Listening to your own playing is just about the best way I know to get a realistic idea of where you are and what you sound like. Often, just like hearing a recording of your own voice, you are amazed at the difference between the way that you think you sound and the way that you really do.

Funnily enough, the more we practise something, the more prone we are to to deceive ourselves into a false perception of how it sounds. This is because once we know how something should sound, it's very easy for our brain to take our approximation of that sound, and trick us into thinking it is actually an accurate reproduction of a sound we are familiar with.

Have a look at the first sentence of the last paragraph. Did you notice the repeated word?

Funnily enough, the more we practise something, the more prone we are to to deceive ourselves into a false perception of how it sounds

Top marks if you spotted it, but if you didn't it will serve as a good example of how easy it is for our brain to tweak things so that we perceive them not as they are, but as we may expect them to be.

You've probably come across the following text before as it has pretty much become an email meme by now, but it's another example of how our brains take information from the senses and then just basically lie to us about it!

Aoccdrnig to a rscheearch at Cmabrigde Uinervtisy, it deosn't mttaer in waht oredr the ltteers in a wrod are, the olny iprmoetnt tihng is taht the frist and lsat ltteer be at the rghit pclae. The rset can be a toatl mses and you can sitll raed it wouthit porbelm. Tihs is bcuseae the huamn mnid deos not raed ervey lteter by istlef, but the wrod as a wlohe

Sometimes when we play or listen to music, a similar process can occur where we don't hear what is actually being played, but a memory of a sound which our brain has determined is close enough to what our ears took in.

This can work to our advantage sometimes and allows musicians to imply rather than play certain notes, grooves, basslines and so on. This is why it's so important to listen to music from the whole history of jazz - because familiarity with the roots of the music allows us to hear the notes that aren't being played in later forms. Without knowledge of the earlier idioms, the brain is unable to 'fill in the gaps' when a modern musician implies certain material instead of stating it explicitly.
However, this can also work against us in our own playing because if we're not conscious of this phenomenon then we can overlook deficiencies in our facility and execution which an audience, naturally less familiar with our material, would hear clearly.

This is why recording is so important, because it allows you to listen with the detachment of an audience rather than the involvement of the player. When you are trying to play something on your instrument, you conceive the way you want it to sound in your musical mind and then your body tries to turn that conception into sound. Often we think we're hearing what we're playing, but it's really that internal conception of the sound that is coming through.

This is why you can play something you're perfectly happy with only to discover there are issues you weren't aware of when you listen to it back. Things like rhythmic errors, speeding up and slowing down, weaknesses in articulation and so on are really easy for our brains to gloss over in the proverbial heat of battle.

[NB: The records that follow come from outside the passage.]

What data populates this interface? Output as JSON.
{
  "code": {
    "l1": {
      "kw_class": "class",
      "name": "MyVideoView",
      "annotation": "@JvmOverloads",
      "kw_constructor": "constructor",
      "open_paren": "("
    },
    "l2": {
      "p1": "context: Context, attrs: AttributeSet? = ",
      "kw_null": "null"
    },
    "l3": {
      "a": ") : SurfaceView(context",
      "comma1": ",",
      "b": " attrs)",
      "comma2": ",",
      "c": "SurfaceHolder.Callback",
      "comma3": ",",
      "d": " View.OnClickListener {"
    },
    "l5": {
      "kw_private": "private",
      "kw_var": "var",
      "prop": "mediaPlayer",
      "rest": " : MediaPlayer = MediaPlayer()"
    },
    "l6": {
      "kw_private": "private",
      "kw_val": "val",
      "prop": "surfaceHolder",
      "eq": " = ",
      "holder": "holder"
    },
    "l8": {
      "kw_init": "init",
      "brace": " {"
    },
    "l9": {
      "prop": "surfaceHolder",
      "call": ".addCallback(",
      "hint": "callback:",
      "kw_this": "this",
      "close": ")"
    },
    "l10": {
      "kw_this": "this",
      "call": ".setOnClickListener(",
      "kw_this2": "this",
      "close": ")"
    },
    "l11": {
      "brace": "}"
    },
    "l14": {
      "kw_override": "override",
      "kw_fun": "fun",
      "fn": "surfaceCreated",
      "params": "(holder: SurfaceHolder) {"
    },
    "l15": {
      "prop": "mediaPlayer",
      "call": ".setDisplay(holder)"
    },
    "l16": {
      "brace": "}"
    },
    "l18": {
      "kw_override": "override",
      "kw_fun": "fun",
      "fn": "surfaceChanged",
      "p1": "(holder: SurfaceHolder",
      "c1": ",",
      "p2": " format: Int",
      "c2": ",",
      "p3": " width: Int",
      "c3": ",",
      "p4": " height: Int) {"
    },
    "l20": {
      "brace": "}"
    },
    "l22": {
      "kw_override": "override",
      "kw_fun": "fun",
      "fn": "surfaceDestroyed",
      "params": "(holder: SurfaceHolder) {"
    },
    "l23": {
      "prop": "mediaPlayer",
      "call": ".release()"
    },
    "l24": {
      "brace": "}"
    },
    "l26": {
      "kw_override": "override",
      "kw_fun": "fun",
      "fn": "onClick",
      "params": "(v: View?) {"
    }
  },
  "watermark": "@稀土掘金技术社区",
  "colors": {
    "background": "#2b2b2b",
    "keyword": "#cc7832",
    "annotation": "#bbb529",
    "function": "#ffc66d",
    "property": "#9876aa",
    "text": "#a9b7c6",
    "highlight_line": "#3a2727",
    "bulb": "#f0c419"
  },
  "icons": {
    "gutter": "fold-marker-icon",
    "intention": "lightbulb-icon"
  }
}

Getting into the habit of recording yourself regularly will allow you to discover what you truly sound like and will show you exactly where you are as a player. Remember, the recording never lies and though it can be frustrating to hear that you really don't play something as well as you thought you did, it's much better to know your weaknesses and be able to do something about them if you want to improve as a player.

One final tip: The longer the interval between the actual playing and the listening back, the more accurately you will perceive your own playing. If you play something and then listen to it straight away, the fresh memory of performing that material can still distort your perception of how it sounds.

TooloudAgain this can work in two ways - either we are still hearing our conception of the way we intended to play and don't notice any errors or (and in my experience this is more likely), we remember making mistakes in the performance so they are magnified in our minds and we hear them much more prominently than we would otherwise.

This is why it's possible to listen to your playing and think you were terrible, only to revisit the same recording a few days later and realise you were nowhere near as bad as you thought - the memory of the performance has faded and you're not remembering and magnifying mistakes in your mind.

This is also why you should never try and select takes or mix tracks on the day of a studio recording - your memory of the performance is too strong and you never get the right result. In fact, I wish someone had explained this to me years ago and I would have saved myself a tidy sum on studio time!

As always, I hope you've found this information useful. I'm off on holiday next week and will be attempting to have as little to do with computers and technology as possible so it'll be two weeks before my next post. If you're desperate for a PlayJazz fix, then it might be worth having a rummage through the surprisingly large amount of material in the archives which I was recently astonished to realise stretch all the way back to 2008.

Until next time...